However, it may not all be doom and gloom for the Hammers as they march into European competition this summer. Former Bolton man and very recent promotion winner Kevin Davies feels that when European football is managed well, it can be a real boost for a team – “It is a different story when you are winning, games come thick and fast but you can’t wait for them”. Phil Neville has said that he feels the Europa League should not be viewed as a detriment to a season – “We embraced the competition at Everton and that is what you have to do”. This could potentially mean good news for West Ham, as their owners have already announced that they aim to take the Europa League seriously and will invest heavily in the next campaign. In addition to this, the board now have the opportunity to sign a manager with more recent European experience that Big Sam Allardyce in the likes of former West Ham man Slaven Bili? – who has been linked with a move to east London in recent days.

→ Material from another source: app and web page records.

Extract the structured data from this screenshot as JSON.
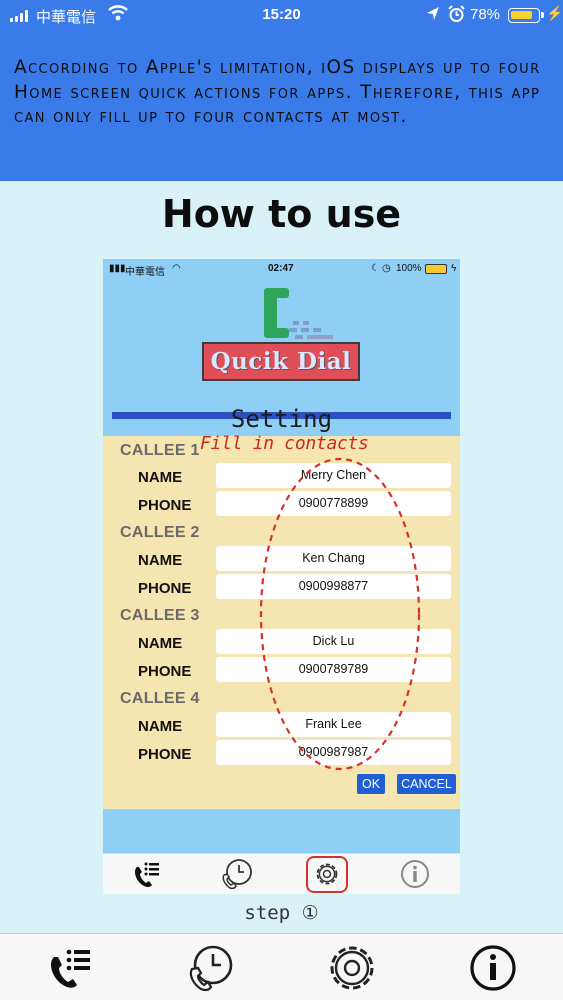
{
  "status": {
    "carrier": "中華電信",
    "time": "15:20",
    "battery": "78%",
    "battery_level": 0.78
  },
  "banner": {
    "text": "According to Apple's limitation,  iOS displays up to four Home screen quick actions for apps. Therefore, this app can only fill up to four contacts at most."
  },
  "heading": "How to use",
  "inner": {
    "status": {
      "carrier": "中華電信",
      "time": "02:47",
      "battery": "100%",
      "battery_level": 1.0
    },
    "logo_text": "Qucik Dial",
    "setting_title": "Setting",
    "annotation": "Fill in contacts",
    "callees": [
      {
        "title": "CALLEE 1",
        "name_label": "NAME",
        "phone_label": "PHONE",
        "name": "Merry Chen",
        "phone": "0900778899"
      },
      {
        "title": "CALLEE 2",
        "name_label": "NAME",
        "phone_label": "PHONE",
        "name": "Ken Chang",
        "phone": "0900998877"
      },
      {
        "title": "CALLEE 3",
        "name_label": "NAME",
        "phone_label": "PHONE",
        "name": "Dick Lu",
        "phone": "0900789789"
      },
      {
        "title": "CALLEE 4",
        "name_label": "NAME",
        "phone_label": "PHONE",
        "name": "Frank  Lee",
        "phone": "0900987987"
      }
    ],
    "ok_label": "OK",
    "cancel_label": "CANCEL",
    "tabs": [
      "contacts-list-icon",
      "history-phone-icon",
      "settings-gear-icon",
      "info-icon"
    ]
  },
  "step_label": "step ①",
  "tabs": [
    "contacts-list-icon",
    "history-phone-icon",
    "settings-gear-icon",
    "info-icon"
  ],
  "colors": {
    "accent_blue": "#3a7bea",
    "page_bg": "#d8f2f7",
    "form_bg": "#f5e5b1",
    "highlight_red": "#d4332a",
    "button_blue": "#1f5fd3"
  }
}
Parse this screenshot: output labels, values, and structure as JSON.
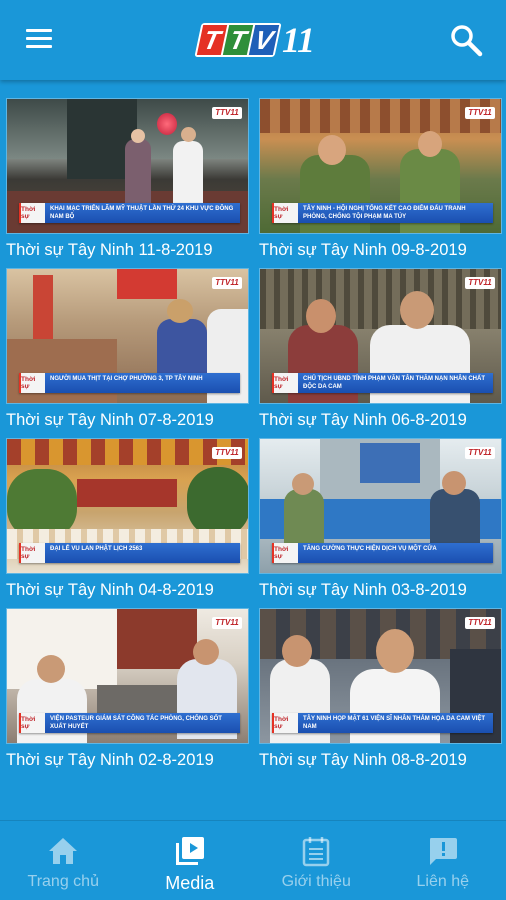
{
  "header": {
    "logo_letters": [
      "T",
      "T",
      "V"
    ],
    "logo_number": "11",
    "menu_icon": "hamburger-menu-icon",
    "search_icon": "search-icon"
  },
  "colors": {
    "primary": "#1a97d8",
    "logo_red": "#e53124",
    "logo_green": "#2e8f3a",
    "logo_blue": "#1e5fb8"
  },
  "videos": [
    {
      "title": "Thời sự Tây Ninh 11-8-2019",
      "tag": "Thời sự",
      "caption": "Khai mạc triển lãm mỹ thuật lần thứ 24 khu vực Đông Nam Bộ"
    },
    {
      "title": "Thời sự Tây Ninh 09-8-2019",
      "tag": "Thời sự",
      "caption": "Tây Ninh - Hội nghị tổng kết cao điểm đấu tranh phòng, chống tội phạm ma túy"
    },
    {
      "title": "Thời sự Tây Ninh 07-8-2019",
      "tag": "Thời sự",
      "caption": "Người mua thịt tại chợ Phường 3, TP Tây Ninh"
    },
    {
      "title": "Thời sự Tây Ninh 06-8-2019",
      "tag": "Thời sự",
      "caption": "Chủ tịch UBND tỉnh Phạm Văn Tân thăm nạn nhân chất độc da cam"
    },
    {
      "title": "Thời sự Tây Ninh 04-8-2019",
      "tag": "Thời sự",
      "caption": "Đại lễ Vu Lan Phật lịch 2563"
    },
    {
      "title": "Thời sự Tây Ninh 03-8-2019",
      "tag": "Thời sự",
      "caption": "Tăng cường thực hiện dịch vụ một cửa"
    },
    {
      "title": "Thời sự Tây Ninh 02-8-2019",
      "tag": "Thời sự",
      "caption": "Viện Pasteur giám sát công tác phòng, chống sốt xuất huyết"
    },
    {
      "title": "Thời sự Tây Ninh 08-8-2019",
      "tag": "Thời sự",
      "caption": "Tây Ninh họp mặt 61 viện sĩ nhân thảm họa da cam Việt Nam"
    }
  ],
  "nav": [
    {
      "label": "Trang chủ",
      "icon": "home-icon",
      "active": false
    },
    {
      "label": "Media",
      "icon": "video-library-icon",
      "active": true
    },
    {
      "label": "Giới thiệu",
      "icon": "calendar-icon",
      "active": false
    },
    {
      "label": "Liên hệ",
      "icon": "feedback-icon",
      "active": false
    }
  ]
}
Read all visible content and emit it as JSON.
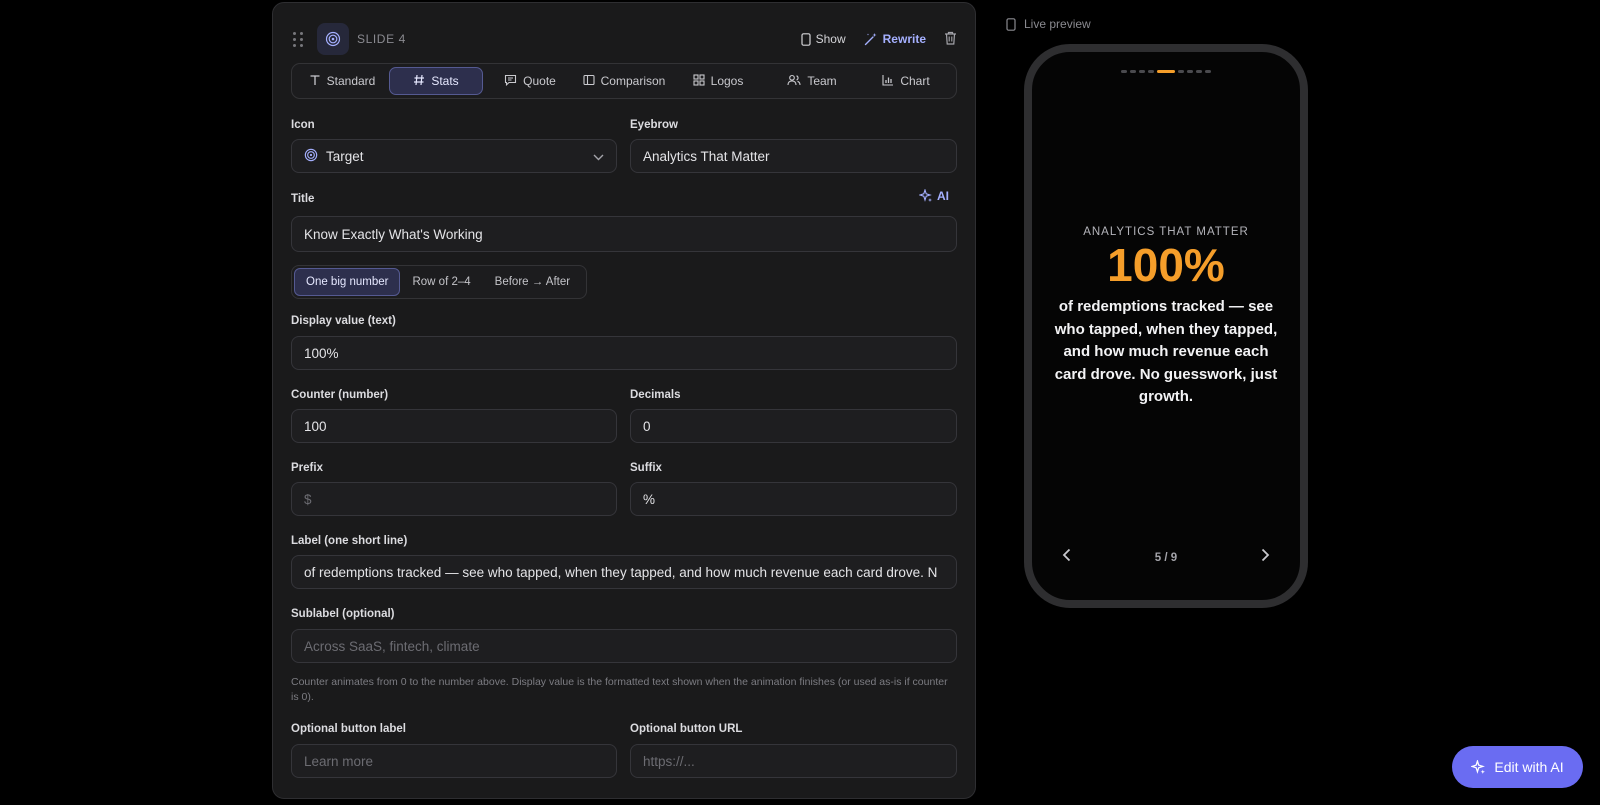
{
  "editor": {
    "slide_label": "SLIDE 4",
    "actions": {
      "show": "Show",
      "rewrite": "Rewrite"
    },
    "tabs": [
      {
        "label": "Standard",
        "icon": "text-type-icon"
      },
      {
        "label": "Stats",
        "icon": "hash-icon",
        "active": true
      },
      {
        "label": "Quote",
        "icon": "quote-bubble-icon"
      },
      {
        "label": "Comparison",
        "icon": "columns-icon"
      },
      {
        "label": "Logos",
        "icon": "grid-icon"
      },
      {
        "label": "Team",
        "icon": "users-icon"
      },
      {
        "label": "Chart",
        "icon": "bar-chart-icon"
      }
    ],
    "icon_field": {
      "label": "Icon",
      "value": "Target"
    },
    "eyebrow_field": {
      "label": "Eyebrow",
      "value": "Analytics That Matter"
    },
    "title_field": {
      "label": "Title",
      "value": "Know Exactly What's Working",
      "ai_label": "AI"
    },
    "layout_options": [
      "One big number",
      "Row of 2–4",
      "Before → After"
    ],
    "display_value": {
      "label": "Display value (text)",
      "value": "100%"
    },
    "counter": {
      "label": "Counter (number)",
      "value": "100"
    },
    "decimals": {
      "label": "Decimals",
      "value": "0"
    },
    "prefix": {
      "label": "Prefix",
      "placeholder": "$"
    },
    "suffix": {
      "label": "Suffix",
      "value": "%"
    },
    "label_field": {
      "label": "Label (one short line)",
      "value": "of redemptions tracked — see who tapped, when they tapped, and how much revenue each card drove. N"
    },
    "sublabel": {
      "label": "Sublabel (optional)",
      "placeholder": "Across SaaS, fintech, climate"
    },
    "help_text": "Counter animates from 0 to the number above. Display value is the formatted text shown when the animation finishes (or used as-is if counter is 0).",
    "button_label": {
      "label": "Optional button label",
      "placeholder": "Learn more"
    },
    "button_url": {
      "label": "Optional button URL",
      "placeholder": "https://..."
    }
  },
  "preview": {
    "header": "Live preview",
    "eyebrow": "ANALYTICS THAT MATTER",
    "big_value": "100%",
    "label_text": "of redemptions tracked — see who tapped, when they tapped, and how much revenue each card drove. No guesswork, just growth.",
    "counter": "5 / 9",
    "total_slides": 9,
    "current_index": 5
  },
  "edit_ai": {
    "label": "Edit with AI"
  },
  "colors": {
    "accent": "#6a6cf2",
    "highlight": "#f59e2a",
    "active_tab_bg": "#2d2f4d"
  }
}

West Ham will have to be careful to not focus too much on the glamour of European competition however. While the Europa League does offer some financial windfall in the form of ticket sales and prize money; it is important to remember that while the money from the competition is very welcome – dropping a couple of places down the division can cost a club millions in potential income.
Football is an incredibly unpredictable game and I am sure next season will be no different. It is clear that the domestic demise experienced by so many teams is not purely a result of competing in Europe; but that it is down to a huge amount of demands of ever-improving sides, the game reaching higher stakes than ever before, and the sense of hope and expectation that all fans feel going into a new campaign. It remains to be seen as to whether West Ham can experience a successful campaign while also battling on the European stage. No doubt large investment, strong leadership, and a sense of pride of playing the final season at the Boleyn Ground will fuel the players into giving it one hell of a go. However, when modern game is one that so highly values success in domestic affairs, is it worth going into the furthest corners of Europe whilst running the risk of detriment to your own home campaign? We’ll see what West Ham reckon.